By: Jay DeFoore
Former New York Times reporter Judith Miller, who spent 85 days in jail last summer for refusing to reveal her source in the leaking of a CIA agent’s identity, was greeted warmly Sunday at a talk she gave to the American Friends of Hebrew University of Jerusalem in Palm Beach, Fla.
Miller and Times Op-Ed columnist David Brooks addressed the audience on the topic of “The Reporter’s Privilege Under Siege.”
Area newspapers, including the Sun-Sentinel, Palm Beach Post, and Palm Beach Daily News, all had accounts of the talk in today’s editions.
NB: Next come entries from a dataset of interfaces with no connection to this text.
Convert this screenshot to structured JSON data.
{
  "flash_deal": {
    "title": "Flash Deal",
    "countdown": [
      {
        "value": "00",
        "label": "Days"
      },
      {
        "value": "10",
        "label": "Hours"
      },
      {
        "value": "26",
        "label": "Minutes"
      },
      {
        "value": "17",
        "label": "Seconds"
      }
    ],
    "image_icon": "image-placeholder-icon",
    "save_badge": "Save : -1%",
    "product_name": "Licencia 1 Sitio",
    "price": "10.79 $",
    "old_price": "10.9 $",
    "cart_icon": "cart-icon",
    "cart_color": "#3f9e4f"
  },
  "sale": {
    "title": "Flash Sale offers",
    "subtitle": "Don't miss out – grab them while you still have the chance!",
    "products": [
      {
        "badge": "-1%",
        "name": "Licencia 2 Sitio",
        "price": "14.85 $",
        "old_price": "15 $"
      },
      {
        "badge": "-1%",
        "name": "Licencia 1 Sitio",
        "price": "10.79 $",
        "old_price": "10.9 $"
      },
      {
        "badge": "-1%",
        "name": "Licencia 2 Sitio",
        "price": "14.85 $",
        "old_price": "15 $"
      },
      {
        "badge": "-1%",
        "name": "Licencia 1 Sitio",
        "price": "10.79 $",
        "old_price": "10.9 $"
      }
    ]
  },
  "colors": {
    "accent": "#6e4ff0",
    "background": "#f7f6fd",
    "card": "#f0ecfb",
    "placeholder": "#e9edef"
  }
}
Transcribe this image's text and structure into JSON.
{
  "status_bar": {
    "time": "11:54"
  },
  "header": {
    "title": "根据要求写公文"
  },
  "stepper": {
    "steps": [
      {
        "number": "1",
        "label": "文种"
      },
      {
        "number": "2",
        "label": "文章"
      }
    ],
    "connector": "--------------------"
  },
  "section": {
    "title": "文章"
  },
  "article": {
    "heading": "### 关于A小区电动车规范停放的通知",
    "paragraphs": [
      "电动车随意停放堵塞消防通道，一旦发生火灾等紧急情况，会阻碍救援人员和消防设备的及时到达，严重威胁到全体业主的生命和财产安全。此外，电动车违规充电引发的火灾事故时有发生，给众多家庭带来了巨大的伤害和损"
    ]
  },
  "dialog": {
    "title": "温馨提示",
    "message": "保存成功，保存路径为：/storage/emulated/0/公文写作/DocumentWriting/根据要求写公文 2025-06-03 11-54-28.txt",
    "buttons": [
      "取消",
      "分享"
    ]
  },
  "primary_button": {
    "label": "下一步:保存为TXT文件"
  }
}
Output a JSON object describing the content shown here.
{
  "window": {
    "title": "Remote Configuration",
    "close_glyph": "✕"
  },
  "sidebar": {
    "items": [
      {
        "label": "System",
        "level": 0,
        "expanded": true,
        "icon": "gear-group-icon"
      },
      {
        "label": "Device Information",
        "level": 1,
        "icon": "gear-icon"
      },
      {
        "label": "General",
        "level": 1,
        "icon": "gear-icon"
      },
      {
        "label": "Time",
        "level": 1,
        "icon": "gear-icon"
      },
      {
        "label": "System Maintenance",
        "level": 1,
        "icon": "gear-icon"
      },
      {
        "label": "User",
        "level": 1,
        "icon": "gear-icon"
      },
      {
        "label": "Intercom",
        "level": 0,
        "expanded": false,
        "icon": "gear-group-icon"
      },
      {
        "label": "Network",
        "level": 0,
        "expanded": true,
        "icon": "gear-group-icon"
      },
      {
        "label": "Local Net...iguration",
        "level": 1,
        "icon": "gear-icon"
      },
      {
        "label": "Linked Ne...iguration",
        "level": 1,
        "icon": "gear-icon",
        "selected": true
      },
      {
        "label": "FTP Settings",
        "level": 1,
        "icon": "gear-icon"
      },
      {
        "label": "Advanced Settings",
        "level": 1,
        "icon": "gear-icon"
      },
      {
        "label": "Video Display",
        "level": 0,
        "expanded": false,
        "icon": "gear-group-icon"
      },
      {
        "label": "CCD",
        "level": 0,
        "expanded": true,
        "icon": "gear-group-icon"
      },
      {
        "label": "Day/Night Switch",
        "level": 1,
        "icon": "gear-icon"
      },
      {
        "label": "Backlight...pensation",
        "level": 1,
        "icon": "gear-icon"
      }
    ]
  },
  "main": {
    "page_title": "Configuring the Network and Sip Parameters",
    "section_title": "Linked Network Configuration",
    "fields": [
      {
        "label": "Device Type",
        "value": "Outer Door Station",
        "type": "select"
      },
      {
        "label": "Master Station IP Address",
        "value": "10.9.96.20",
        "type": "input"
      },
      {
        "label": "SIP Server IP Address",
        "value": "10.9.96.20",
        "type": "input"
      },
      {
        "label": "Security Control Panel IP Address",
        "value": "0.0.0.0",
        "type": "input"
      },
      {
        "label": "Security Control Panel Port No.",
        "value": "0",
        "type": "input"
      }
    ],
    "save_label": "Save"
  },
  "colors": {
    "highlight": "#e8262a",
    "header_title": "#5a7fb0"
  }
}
The Daily News assessment led with the charge, attributed to Miller, that “journalism is under attack by a government interested in tightly controlling information — and is being weakened by complacency in the profession.”
Buttressing her call for a federal shield law for reporters, Miller said that, “there is a full-scale assault by the federal government now on journalists in order to get to people who disclose classified information without authorization. ? Unless you have people who disagree with government policy who work for the government come forward, we will be getting only the information that the government wants us to have,” Miller was quoted as saying in the Daily News. “That’s authorized news. That’s not a free and independent press.”
When talk turned to her pre-war reporting on WMD, which some argue helped win public support for the war in Iraq, Miller acknowledged that her stories were wrong but added, “journalists get things wrong every day.”
The Palm Beach Post reported Miller’s conviction that the press has not done a serious job of following up on those initial WMD stories. The paper indicates that Miller would like the media to seriously address why government intelligence was wrong and whether facts detrimental to the Bush administration’s case for war were omitted.
“It’s a lot easier to beat up on Judy Miller than go after that question,” the Post quoted her as saying.
Another detail Miller revealed was that the Times spent $1.7 million ? slightly higher than earlier media estimates — on legal bills to defend her against testifying in front of the CIA leak investigation headed by Special Prosecutor Patrick Fitzgerald. Miller eventually testified in the case, a decision that led not only to the eventual criminal indictments against former Dick Cheney aide Scooter Libby, but also to Miller’s departure from the newspaper she called home for nearly three decades.
As for Brooks’ part in the talks, the three papers all quote his analysis on how and why journalism has run afoul of the masses.
The Sun-Sentinel said Brooks diagnosed the media’s problems as stemming from the “highly affluent, highly educated cultural ghetto” it operates in that has alienated it from large segments of the population.
Indicating perhaps the art of journalism rather than the science, the three papers all had slightly different versions of Brooks’ critical quote. But all three managed to get across Brooks’ point that we’re living in a customer-oriented news environment where readers can pick and choose outlets that parrot their views and values.
Palm Beach Daily News: “People want reality that tells them how right they are all the time.”
Palm Beach Post: “Increasingly, people choose the outlets that give them the reality that they want.”
Sun-Sentinel: “People want a reality that tells them they’re right all of the time.”